This will not be a painless process either, but it will at least make us part of the solution rather than a continuing part of the problem. Clean coal would of course be the ultimate breakthrough, but at present remains a very expensive fantasy. By all means let us keep going with the research, but let’s not abandon everything else in the hope that it will work out, because it probably won’t.
Apart from finding alternatives, the only way to reduce the emissions that cause climate change is to reduce the overall use of energy, which we are trying to do: more efficient cars, don’t leave devices on standby, change the light bulbs. These are all worthwhile because they involve ordinary people by making them fell they can contribute. But they are still no more than fiddling at the margins.
People are not going to give up air travel, private cars and air-conditioning, to name but a few of the worst offenders – at least not on a voluntary basis. Nor is any government going to force them to do so. The idea that the developed countries are going to sacrifice a large chunk of their living standards for the common good is a noble one, but it won’t happen – any more than the developing countries are going to abandon their efforts to close the gap.
Overall, energy consumption is almost certain to continue to rise. The best we can do is to make sure as much of it as possible is clean and renewable energy, and to prepare to live with the climate change from the bit that isn’t. This is likely to be difficult enough, as the last few weeks have shown. Climate change is no longer a distant threat; it has arrived.
And every single decision Kevin Rudd’s government takes should bear this in mind. The priority in the year ahead will be not only to put in place a comprehensive plan of action, but to convince the public that whatever sacrifices it involves are necessary and worthwhile. It’s no longer a question of winners and losers. Now more than ever we must act not as citizens of Australia but as citizens of the world.
Many years ago a touring English cricket team, in a moment of nostalgia, decided to hold a fancy dress Christmas party. Each player was to draw a tile from a Scrabble set, and then come dressed as someone or something beginning with the letter he drew.
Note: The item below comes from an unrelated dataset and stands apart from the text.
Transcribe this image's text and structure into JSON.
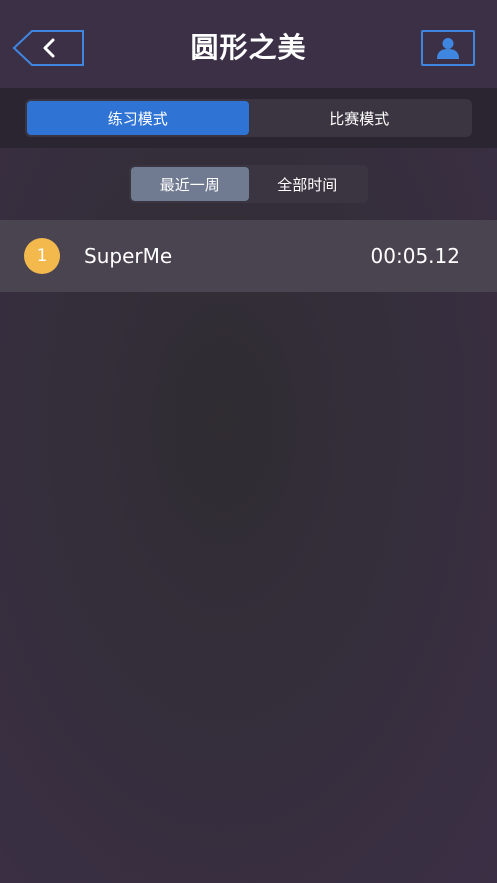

Captain Bob Willis picked up a ‘u’, and arrived wearing a white jacket and dark glasses and tapping his way around with the aid of a white stick. He was, of course, an umpire.
For visiting sides it has ever been thus, but few have gone through such a rough trot as Anil Kumble and his Indians, a potentially formidable team whose talent and performance is considerably better than the record books will show. A truly horrendous run of decisions disrupted their chances in the first test and cost them certainly a draw and very possibly a win in the second.
This in turn has led to a lot of unnecessary ill-feeling, culminating in the suspension of a player whose crime appears to be over-stepping the line in replying to abuse from the Australians. Given the remorseless use of sometimes dubious technology to expose umpiring mistakes to even the dumbest cricket fan, feuding between the teams has now left the sports pages to become an international issue – along with the weather. Well, at least it’s finally got politics off the front page.